After two years of contemplating and calculating, day-dreaming and dismissing plans for a wood burning stove, we finally sealed the deal. It was my appeasement, my consolation, over spending way too much money on fixing our house so it wouldn’t collapse around us, after discovering that our contractors of ten years ago built the walls so poorly that they were literally rotting out. As they say in Hebrew: im kvar, az kvar (which roughly translates as: if you are already committing so much time/money/effort/emotion to the project, might as well go all the way).
We justify the expense, if not the indulgence, based on the savings on oil costs it will earn us over 2-3 years. Let me say up front, the jury is still out on that. Not because wood stoves don’t generally live up to their reputation. But in this particular case, in this particular room (a great room with vaulted ceilings and no doors between it and the rest of the house to seal in the heat), the stove may be more of an aesthetic, complementary accessory than a truly functional appliance. Time will tell.
Except during black outs. We bought the stove with a cooktop so that not only will it give us soothing light and provide sufficient warmth in its immediate vicinity, but it will afford us a cooking surface. We have already made eggs on it, in record time!
So I am not at all unhappy with the purchase. The stove and I just have to bond a bit more, and take the time to learn what makes each other tick; and how to encourage the most out of each other. It is like any other relationship. I am looking forward to the exploration.
In the meantime, I am learning collateral lessons, mainly about wood. One of the selling points of the stove is that we imagine we will not need to purchase firewood for several years, for we live on modestly wooded lot. There are old woodpiles scattered here and there around the property, remnants of past downings of trees. And after a storm, there is literally a windfall: dead limbs and branches that the wind kindly trimmed and brought within our reach.
While the woods are mainly tulip poplar, we also have pine and beech, some maple and even a hickory tree. I am eager to learn about the different qualities of wood: when each kind is dry enough for burning; how well they each burn; for how long; their different weights; how easy they are to cut or saw or split. Just as bakers can tap the underside of a loaf of bread and know if it is done; just as an artist can look at their painting and decide it is complete; just as mechanics can listen to engines purr and know they are tuned just right, so I too want to be able to grasp a piece of wood and know what kind of tree it came from, how long it has been curing, and when best to use it in my stove.
When visiting a neighbor of mine for the first time several years ago, I noticed that he had a dining room table and breakfront made by the famed furniture maker, George Nakashima. His work is unmistakable: clean lines, sensuous curved edges, velvety smooth wood.

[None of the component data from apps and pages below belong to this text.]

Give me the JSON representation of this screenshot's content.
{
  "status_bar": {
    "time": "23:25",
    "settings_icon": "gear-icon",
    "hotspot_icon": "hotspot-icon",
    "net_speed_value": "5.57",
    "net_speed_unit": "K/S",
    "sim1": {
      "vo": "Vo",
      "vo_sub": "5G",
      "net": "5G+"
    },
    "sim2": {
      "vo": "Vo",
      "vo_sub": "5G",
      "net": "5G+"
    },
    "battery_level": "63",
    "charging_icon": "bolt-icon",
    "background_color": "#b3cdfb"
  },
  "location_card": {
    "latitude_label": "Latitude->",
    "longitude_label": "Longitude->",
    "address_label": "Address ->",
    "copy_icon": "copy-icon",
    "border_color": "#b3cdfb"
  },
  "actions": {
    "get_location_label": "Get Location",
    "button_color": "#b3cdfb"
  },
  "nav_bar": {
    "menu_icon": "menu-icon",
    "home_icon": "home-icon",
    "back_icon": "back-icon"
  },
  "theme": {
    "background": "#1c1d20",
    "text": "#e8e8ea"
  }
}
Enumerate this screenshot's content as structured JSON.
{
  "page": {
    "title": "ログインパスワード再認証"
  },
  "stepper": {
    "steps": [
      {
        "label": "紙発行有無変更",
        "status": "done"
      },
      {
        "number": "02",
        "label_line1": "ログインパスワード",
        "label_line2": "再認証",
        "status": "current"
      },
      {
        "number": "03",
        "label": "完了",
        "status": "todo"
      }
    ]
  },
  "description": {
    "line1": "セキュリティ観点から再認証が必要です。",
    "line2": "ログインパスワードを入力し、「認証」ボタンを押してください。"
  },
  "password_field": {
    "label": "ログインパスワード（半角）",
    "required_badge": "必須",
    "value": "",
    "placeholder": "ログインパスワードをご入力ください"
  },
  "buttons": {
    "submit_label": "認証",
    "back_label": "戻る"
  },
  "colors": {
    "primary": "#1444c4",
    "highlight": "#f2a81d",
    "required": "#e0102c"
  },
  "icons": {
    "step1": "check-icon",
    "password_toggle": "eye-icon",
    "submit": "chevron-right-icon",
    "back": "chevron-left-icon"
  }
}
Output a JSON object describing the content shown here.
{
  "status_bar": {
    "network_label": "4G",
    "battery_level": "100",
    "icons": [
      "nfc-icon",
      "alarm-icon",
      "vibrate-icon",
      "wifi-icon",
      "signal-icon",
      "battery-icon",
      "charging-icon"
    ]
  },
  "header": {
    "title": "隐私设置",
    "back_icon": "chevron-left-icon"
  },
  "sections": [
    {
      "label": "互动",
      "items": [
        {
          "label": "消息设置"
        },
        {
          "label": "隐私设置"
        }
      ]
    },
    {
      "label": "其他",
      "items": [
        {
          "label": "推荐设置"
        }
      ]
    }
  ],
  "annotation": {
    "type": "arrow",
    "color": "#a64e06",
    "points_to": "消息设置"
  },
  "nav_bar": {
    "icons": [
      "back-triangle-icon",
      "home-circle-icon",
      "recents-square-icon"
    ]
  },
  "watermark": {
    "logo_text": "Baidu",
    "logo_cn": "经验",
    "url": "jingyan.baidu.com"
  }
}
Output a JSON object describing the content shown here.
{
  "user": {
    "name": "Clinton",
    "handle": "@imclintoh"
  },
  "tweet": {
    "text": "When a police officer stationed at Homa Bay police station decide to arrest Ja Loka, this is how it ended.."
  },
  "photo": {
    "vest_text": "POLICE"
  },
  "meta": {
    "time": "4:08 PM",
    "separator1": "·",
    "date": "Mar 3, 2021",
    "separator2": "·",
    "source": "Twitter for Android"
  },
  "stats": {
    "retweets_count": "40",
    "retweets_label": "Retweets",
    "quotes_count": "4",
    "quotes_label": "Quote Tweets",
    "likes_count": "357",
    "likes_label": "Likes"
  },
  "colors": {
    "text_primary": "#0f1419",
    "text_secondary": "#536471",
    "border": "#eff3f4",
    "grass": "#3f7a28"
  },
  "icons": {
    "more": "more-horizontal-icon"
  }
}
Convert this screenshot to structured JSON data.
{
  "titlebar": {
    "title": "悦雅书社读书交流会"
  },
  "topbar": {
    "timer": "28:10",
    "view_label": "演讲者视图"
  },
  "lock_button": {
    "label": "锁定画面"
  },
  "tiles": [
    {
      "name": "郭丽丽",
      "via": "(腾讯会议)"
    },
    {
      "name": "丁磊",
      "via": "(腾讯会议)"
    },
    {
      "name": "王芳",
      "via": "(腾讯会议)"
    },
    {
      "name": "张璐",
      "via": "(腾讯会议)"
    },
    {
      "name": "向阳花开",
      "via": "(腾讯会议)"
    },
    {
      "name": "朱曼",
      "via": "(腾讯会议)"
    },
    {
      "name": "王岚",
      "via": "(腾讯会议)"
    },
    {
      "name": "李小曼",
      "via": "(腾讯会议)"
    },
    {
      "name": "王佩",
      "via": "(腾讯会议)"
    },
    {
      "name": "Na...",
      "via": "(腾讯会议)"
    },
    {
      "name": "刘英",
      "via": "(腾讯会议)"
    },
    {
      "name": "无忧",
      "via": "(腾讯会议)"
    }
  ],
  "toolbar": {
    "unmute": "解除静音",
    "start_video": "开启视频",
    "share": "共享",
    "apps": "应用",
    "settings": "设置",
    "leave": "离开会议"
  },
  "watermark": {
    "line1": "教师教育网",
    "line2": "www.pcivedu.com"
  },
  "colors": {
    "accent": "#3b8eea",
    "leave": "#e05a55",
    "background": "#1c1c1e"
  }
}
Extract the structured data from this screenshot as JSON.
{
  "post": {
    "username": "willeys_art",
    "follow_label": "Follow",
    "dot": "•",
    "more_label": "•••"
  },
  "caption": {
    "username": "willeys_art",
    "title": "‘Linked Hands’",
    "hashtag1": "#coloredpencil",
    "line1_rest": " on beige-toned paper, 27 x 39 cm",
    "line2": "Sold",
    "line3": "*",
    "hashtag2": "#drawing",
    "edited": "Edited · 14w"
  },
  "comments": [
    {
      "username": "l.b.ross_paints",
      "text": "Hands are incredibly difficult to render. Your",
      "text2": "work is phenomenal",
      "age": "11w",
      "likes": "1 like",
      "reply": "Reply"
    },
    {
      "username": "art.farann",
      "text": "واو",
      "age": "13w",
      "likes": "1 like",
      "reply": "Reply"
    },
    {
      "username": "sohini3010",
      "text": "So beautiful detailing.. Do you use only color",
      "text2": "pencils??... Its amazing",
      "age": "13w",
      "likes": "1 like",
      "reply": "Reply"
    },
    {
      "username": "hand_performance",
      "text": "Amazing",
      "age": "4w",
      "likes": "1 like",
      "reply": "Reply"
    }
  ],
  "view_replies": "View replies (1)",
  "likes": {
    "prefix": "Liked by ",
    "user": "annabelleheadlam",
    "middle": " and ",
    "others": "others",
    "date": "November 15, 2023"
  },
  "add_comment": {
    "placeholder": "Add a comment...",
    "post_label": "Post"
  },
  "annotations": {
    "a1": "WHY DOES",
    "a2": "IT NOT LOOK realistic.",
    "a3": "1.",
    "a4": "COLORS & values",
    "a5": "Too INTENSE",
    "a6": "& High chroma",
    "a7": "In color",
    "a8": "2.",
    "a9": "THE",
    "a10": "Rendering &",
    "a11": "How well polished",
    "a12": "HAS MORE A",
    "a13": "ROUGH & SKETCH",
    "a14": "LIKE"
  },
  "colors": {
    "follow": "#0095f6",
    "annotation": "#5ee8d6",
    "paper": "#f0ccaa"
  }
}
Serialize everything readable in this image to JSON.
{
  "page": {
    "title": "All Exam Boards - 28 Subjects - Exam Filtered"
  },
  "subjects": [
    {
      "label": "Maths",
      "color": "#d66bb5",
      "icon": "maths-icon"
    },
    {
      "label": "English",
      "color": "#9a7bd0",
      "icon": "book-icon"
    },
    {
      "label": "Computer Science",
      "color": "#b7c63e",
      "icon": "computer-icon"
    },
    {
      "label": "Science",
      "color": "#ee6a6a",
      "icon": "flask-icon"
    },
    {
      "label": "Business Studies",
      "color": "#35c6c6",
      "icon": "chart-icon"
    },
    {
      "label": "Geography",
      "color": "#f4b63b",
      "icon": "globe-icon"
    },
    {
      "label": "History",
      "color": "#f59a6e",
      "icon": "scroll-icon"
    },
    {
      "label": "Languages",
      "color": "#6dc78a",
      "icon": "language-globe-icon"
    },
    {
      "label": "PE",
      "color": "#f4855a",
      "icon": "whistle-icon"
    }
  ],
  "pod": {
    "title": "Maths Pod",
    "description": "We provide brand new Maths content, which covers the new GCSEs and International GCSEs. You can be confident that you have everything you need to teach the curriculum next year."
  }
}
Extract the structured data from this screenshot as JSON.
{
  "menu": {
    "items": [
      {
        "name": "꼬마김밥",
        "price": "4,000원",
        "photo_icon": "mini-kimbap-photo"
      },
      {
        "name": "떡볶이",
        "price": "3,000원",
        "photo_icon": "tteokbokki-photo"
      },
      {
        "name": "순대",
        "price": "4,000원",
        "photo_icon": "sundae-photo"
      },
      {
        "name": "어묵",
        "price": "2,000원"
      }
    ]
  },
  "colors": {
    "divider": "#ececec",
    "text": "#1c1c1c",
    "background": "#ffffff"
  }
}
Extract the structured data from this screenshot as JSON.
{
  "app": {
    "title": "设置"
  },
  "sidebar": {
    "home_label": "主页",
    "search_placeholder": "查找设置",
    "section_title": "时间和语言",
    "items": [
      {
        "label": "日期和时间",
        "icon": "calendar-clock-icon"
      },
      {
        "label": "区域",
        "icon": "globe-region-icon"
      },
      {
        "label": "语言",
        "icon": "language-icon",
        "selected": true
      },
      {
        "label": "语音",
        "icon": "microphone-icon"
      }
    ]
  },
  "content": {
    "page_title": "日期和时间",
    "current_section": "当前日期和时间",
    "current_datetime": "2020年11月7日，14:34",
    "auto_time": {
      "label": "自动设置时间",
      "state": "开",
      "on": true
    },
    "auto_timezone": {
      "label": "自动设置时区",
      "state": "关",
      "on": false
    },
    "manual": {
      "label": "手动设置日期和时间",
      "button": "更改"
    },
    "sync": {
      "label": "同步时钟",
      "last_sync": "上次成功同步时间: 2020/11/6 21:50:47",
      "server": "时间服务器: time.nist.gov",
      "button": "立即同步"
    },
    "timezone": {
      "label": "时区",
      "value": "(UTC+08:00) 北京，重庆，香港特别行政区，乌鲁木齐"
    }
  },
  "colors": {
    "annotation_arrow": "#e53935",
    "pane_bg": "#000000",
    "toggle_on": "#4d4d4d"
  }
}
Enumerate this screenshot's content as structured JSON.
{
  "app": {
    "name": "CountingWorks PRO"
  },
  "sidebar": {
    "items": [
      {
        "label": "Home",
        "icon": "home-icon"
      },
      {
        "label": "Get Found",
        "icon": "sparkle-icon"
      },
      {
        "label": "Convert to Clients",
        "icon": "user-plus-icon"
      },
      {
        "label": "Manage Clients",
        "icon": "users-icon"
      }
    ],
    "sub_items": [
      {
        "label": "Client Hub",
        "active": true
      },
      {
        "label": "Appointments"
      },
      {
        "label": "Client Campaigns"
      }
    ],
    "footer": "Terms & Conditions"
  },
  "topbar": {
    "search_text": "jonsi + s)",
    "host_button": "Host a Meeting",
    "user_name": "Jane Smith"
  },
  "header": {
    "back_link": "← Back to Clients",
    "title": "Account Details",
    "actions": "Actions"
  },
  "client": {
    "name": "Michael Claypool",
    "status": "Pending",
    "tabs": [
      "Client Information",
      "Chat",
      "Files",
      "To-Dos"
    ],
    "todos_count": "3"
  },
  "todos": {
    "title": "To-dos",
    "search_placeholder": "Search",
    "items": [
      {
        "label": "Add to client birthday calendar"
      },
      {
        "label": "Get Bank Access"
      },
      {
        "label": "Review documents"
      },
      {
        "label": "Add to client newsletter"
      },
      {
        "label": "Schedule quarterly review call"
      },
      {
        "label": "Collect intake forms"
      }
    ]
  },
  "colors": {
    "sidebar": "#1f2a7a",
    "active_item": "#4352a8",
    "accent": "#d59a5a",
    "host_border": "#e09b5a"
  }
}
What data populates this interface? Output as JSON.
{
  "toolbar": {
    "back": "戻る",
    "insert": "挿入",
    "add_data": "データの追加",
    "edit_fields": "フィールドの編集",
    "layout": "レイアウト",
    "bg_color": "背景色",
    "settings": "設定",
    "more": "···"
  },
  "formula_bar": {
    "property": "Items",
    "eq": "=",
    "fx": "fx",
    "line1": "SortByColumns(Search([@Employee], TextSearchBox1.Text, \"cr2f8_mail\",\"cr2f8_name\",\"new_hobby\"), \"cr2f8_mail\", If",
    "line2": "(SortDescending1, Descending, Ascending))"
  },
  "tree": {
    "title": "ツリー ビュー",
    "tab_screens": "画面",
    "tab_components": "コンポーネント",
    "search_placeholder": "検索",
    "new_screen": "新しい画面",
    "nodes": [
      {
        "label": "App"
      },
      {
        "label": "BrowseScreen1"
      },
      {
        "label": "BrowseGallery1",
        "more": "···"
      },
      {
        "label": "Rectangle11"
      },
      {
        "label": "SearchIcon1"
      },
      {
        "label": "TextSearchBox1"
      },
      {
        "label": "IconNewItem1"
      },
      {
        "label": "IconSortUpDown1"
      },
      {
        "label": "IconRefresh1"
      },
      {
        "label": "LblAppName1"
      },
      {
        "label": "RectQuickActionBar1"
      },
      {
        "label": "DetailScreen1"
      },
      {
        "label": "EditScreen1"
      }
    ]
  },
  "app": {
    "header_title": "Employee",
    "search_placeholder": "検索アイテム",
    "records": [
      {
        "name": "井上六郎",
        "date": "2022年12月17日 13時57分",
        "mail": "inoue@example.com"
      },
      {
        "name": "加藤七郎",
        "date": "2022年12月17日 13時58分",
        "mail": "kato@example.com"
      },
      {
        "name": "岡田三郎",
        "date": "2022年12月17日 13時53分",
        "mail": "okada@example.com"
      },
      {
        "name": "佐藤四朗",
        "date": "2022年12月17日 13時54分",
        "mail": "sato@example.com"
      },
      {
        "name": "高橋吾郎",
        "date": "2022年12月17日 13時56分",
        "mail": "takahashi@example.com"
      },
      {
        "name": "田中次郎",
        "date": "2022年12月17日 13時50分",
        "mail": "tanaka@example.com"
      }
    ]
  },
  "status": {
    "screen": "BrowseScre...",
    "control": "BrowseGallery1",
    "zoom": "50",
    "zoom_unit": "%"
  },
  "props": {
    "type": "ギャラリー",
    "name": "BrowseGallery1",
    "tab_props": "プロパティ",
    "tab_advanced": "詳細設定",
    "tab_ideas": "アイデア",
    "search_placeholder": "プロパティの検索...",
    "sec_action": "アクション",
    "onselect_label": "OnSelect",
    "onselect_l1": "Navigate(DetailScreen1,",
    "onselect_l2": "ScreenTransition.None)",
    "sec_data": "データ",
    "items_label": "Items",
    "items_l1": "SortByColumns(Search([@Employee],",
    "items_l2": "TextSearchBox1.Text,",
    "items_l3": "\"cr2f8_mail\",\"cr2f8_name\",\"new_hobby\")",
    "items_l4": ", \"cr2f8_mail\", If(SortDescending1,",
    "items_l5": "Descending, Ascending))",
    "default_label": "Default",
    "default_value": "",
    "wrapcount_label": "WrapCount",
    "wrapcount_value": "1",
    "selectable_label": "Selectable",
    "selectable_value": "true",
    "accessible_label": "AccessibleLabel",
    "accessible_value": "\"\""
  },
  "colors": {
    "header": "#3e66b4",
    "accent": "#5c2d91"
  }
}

Coincidentally, I had just finished reading a book about Nakashima and his work. What captivated me most was not Nakashima’s design, lovely as it was, but his attitude toward the creative process, and the very wood itself.
He was of samurai lineage, and believed that cutting a tree was like cutting diamonds.
“The tree is given a chance to come forth with its story and, in that dialogue, teaches something to the woodworker,” his daughter, Mira, explains. “Each tree, each part of each tree, has its own particular destiny, its own special yearning to be fulfilled.” While that sentiment may be a bit lofty for a log I am going to burn, it nonetheless conjures up an awareness that this log does have a biography; that it may have laid down its first ring the year I got married or had my youngest child, or the year Bill Clinton was elected president.
This log lived through the same natural and emotional storms I did: the last great Baltimore blizzard and Hurricane Isabel - both in 2003, and personal upheavals not fit for this blog. Unlike wood purchased from jobbers, this wood has shared the same space as me, seen the same things I have, for the last 10 years. And now, it is being prepared to be consumed in the space of a few hours in my new ceramic-covered stove.
There is an intimacy knowing that our existence is intertwined. My growing awareness of this wood, on this lot, opens up a deeper appreciation for the majesty of all nature, its gifts to humankind, and our interdependence. It makes more present, and immediate, the work we do to bring humanity and civilization into sync with nature. And it challenges me to continually wonder: what it will take for us to bring to this laboring world both a saving equilibrium among all its creatures, and sova, a grand and enduring sense of fulfillment and satisfaction that guides all that we do?